Truth is, organic and paid searches do interact. However, in most cases flawed attribution modelling misinterpret returns on investment by associating conversions or sales with the wrong Internet marketing program.
Whether PPC is cannibalizing organic searches can be answered by a simple illustration. In a multi-touch situation, a visitor may visit a website through an organic listing but may exit without amounting in any conversions (that is without buying anything). A few days later, the same visitor visits the same website through a paid listing. Only this time, he buys something too. If you assign 100% value to the transaction on the last click, paid listing or PPC would obviously get the credit. In an alternate scenario, where you attach the entire value to the first click where the visitor entered through a natural link, the organic listing gets all the credit for its heavy lifting.
Such attribution inaccuracies make PPC appear as if it cannibalizes or pulls searchers away from organic listings, which could have otherwise been clicked. A highly paid PPC creative declaring it to be the ‘official website’ is the best example that illustrates this thought.
Attributing a certain amount of the overall value to all touch points with greater importance to the first click will ideally create a win-win situation for both PPC and organic click, leaving neither to be overshadowed by the other.
The return on investment in the case of PPC is further magnified as the URLs in paid searches are tagged with tracking parameters, whether or not the user interacts with a paid listing in the buying cycle.

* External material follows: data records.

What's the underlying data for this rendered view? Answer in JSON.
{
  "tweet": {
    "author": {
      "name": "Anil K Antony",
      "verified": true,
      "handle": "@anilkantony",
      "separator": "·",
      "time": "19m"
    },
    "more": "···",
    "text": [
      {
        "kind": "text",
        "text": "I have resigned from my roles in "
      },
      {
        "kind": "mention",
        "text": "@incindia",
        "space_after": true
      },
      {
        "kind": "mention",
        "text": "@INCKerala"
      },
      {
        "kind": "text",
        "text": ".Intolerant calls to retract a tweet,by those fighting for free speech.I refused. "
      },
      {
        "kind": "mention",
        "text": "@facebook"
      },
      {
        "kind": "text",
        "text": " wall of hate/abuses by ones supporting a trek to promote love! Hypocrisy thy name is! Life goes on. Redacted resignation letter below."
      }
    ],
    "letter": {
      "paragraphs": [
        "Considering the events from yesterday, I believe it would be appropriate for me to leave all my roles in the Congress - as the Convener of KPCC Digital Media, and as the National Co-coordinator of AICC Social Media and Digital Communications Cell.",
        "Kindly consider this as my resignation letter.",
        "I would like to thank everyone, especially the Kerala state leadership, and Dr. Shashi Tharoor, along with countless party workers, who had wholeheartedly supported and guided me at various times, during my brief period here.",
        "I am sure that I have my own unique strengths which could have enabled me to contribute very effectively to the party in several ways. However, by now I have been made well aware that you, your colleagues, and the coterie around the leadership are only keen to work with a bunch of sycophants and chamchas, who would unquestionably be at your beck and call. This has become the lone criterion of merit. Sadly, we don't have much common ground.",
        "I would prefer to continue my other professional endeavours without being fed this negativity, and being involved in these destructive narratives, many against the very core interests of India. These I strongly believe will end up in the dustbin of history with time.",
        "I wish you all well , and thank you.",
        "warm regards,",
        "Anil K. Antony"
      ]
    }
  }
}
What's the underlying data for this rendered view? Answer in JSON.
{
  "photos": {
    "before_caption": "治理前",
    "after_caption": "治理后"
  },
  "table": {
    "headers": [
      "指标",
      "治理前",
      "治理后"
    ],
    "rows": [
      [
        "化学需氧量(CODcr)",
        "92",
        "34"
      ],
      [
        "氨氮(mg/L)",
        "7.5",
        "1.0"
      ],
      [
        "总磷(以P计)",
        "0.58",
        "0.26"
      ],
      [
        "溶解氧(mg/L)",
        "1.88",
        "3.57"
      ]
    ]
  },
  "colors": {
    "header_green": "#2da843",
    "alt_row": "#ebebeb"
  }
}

The URLs in organic listings are not tagged since this is considered to be a bad SEO practice, which leads to content duplicity or PageRank dilution.
A lethal combination of high organic ranking, a very strong brand and very similar organic and paid listings differentiated from competitors pave the way for conflict and ‘cannibalism’.
So, what are the best practices that an SEO professional can implement?
– Get better idea of the actual ROI derived from organic search, at the keyword level.
– Ask your PPC counterpart to reduce his CPC on keywords that have high conversion rates and high paid cost by almost 60%, while still retaining the ad.
– Test calls-to-action displayed on the ‘official site’ of your paid search and measure the impact on the synergy.
These steps will not only help a company to optimize its ads and rebalance its paid search expenditure based on actual ROI where synergy is duly taken into account but also clear all doubts about PPC cannibalizing organic searches.
Haukur Jarl – PPC Nordic eMarketing